My Linares campaign has concluded with a Spanish victory.
The campaign has lasted twelve days and produced five battles. The French won the first three but the Spanish won the last two.
It took four months to play the campaign, and proved to be one of the most interesting yet. This is mainly because of the new campaign rules for guerrillas, which added a new dimension to the campaign. It was also very satisfying that it had such a historical feel, and that the outcome was down to the success of the guerrilla bands.
For many years I ran the campaign as PBEM, and I loved the lack of personal control due to having ten players each commanding an allied or French army. But after a couple of years I grew bored of the same style of wargames which the campaign provided. The armies and nationalities might change but the type of battle rarely did.

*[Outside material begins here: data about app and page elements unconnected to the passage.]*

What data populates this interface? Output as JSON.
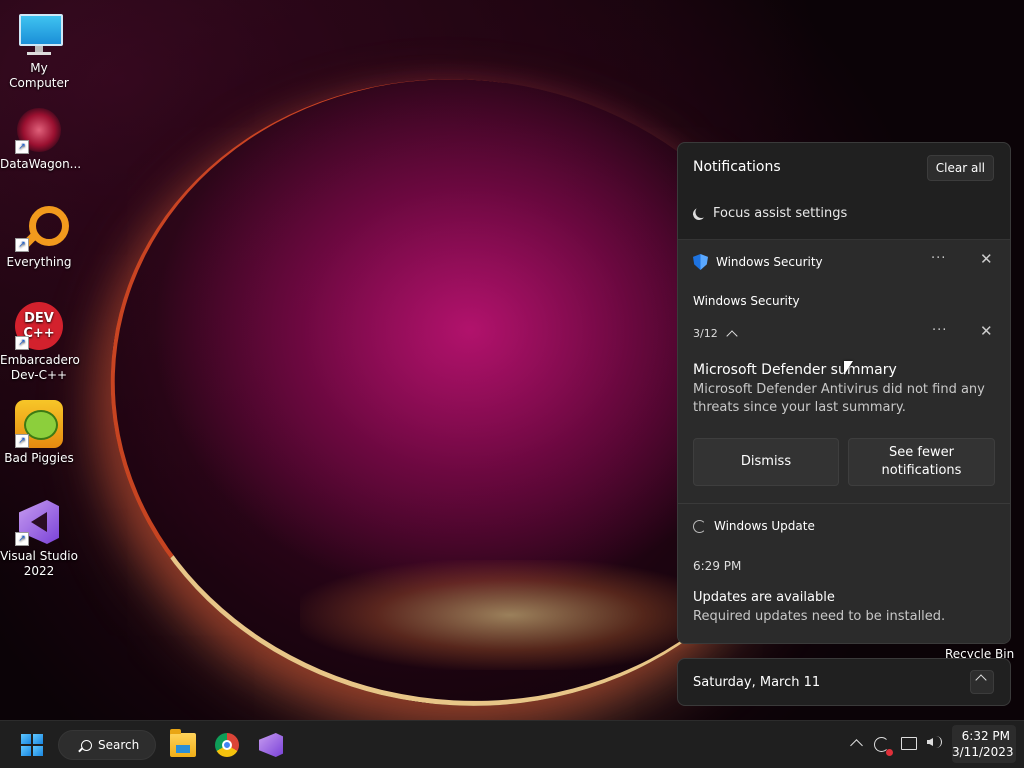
{
  "desktop": {
    "icons": [
      {
        "label": "My Computer",
        "icon": "monitor-icon"
      },
      {
        "label": "DataWagon...",
        "icon": "datawagon-icon"
      },
      {
        "label": "Everything",
        "icon": "everything-search-icon"
      },
      {
        "label": "Embarcadero Dev-C++",
        "icon": "devcpp-icon",
        "logo_text": "DEV C++"
      },
      {
        "label": "Bad Piggies",
        "icon": "bad-piggies-icon"
      },
      {
        "label": "Visual Studio 2022",
        "icon": "visual-studio-icon"
      }
    ],
    "recycle_bin_label": "Recycle Bin"
  },
  "notifications": {
    "header": "Notifications",
    "clear_all": "Clear all",
    "focus_assist": "Focus assist settings",
    "groups": [
      {
        "app": "Windows Security",
        "more": "···",
        "close": "✕",
        "sub_title": "Windows Security",
        "counter": "3/12",
        "title": "Microsoft Defender summary",
        "body": "Microsoft Defender Antivirus did not find any threats since your last summary.",
        "actions": [
          "Dismiss",
          "See fewer notifications"
        ]
      },
      {
        "app": "Windows Update",
        "time": "6:29 PM",
        "title": "Updates are available",
        "body": "Required updates need to be installed."
      }
    ]
  },
  "calendar": {
    "date": "Saturday, March 11"
  },
  "taskbar": {
    "search_label": "Search",
    "pinned": [
      "file-explorer-icon",
      "chrome-icon",
      "visual-studio-icon"
    ],
    "clock_time": "6:32 PM",
    "clock_date": "3/11/2023"
  },
  "colors": {
    "accent": "#1a86e0",
    "panel_bg": "#202020",
    "card_bg": "#2b2b2b"
  }
}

This was because I allowed the players to make all tactical decisions, how else could they get any enjoyment out of the campaign. But this resulted in a very limited number of wargames. In retrospect I think that this was because most players did not last long enough to learn the necessary lessons. Most commanders only played one, or two, campaigns. They had a limited knowledge of the campaign and wargame rules, and could not be expected to choose the best tactical deployment to win the eventual wargame.
I converted to solo campaign about two years ago, and even for me it has been a long learning curve. I amend both campaign and wargame rules as a result of campaign and wargame play. This has proved particularly effective now that I play the role of allied and French commander both in the campaign and on the table top.

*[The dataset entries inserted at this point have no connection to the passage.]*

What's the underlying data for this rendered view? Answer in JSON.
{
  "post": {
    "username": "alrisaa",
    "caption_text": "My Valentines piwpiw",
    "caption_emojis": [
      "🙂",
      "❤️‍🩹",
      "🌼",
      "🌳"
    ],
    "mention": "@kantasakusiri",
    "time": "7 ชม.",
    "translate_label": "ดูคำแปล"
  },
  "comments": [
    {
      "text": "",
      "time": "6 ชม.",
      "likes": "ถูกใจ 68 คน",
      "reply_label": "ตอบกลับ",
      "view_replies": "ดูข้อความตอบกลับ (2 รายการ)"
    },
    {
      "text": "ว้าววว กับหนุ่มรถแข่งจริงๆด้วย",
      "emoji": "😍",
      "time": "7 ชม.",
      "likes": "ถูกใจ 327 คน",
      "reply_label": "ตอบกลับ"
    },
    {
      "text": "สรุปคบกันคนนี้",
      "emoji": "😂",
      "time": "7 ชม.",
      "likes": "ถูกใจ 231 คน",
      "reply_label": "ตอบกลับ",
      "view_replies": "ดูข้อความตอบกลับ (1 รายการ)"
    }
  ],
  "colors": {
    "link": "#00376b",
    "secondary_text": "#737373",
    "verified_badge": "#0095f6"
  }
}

Most of the rule change has been to prevent me from “gaming”, both in the campaign and on the table.
In the campaign the most important influence has been supply and resupply. I allow each corps a maximum of four days’ supply. It takes at least one, and often two, campaign days to bring the enemy to battle. At the end of the battle the attacker will usually be down to one or two day’s supplies. If he runs out he is punished by attrition casualties. So even if he wins he is faced with the problem of immediate pursuit and loss of attrition. Or wait to rearrange his supplies and await resupply and replacement of battle casualties.
If he loses he is in real trouble. He still faces the problem of attrition casualties and resupply, but he has now lost the initiative to the enemy who won the battle.
It all provides an unexpected loss of control for me as umpire, commander and wargamer.
It also provides surprisingly fun wargames.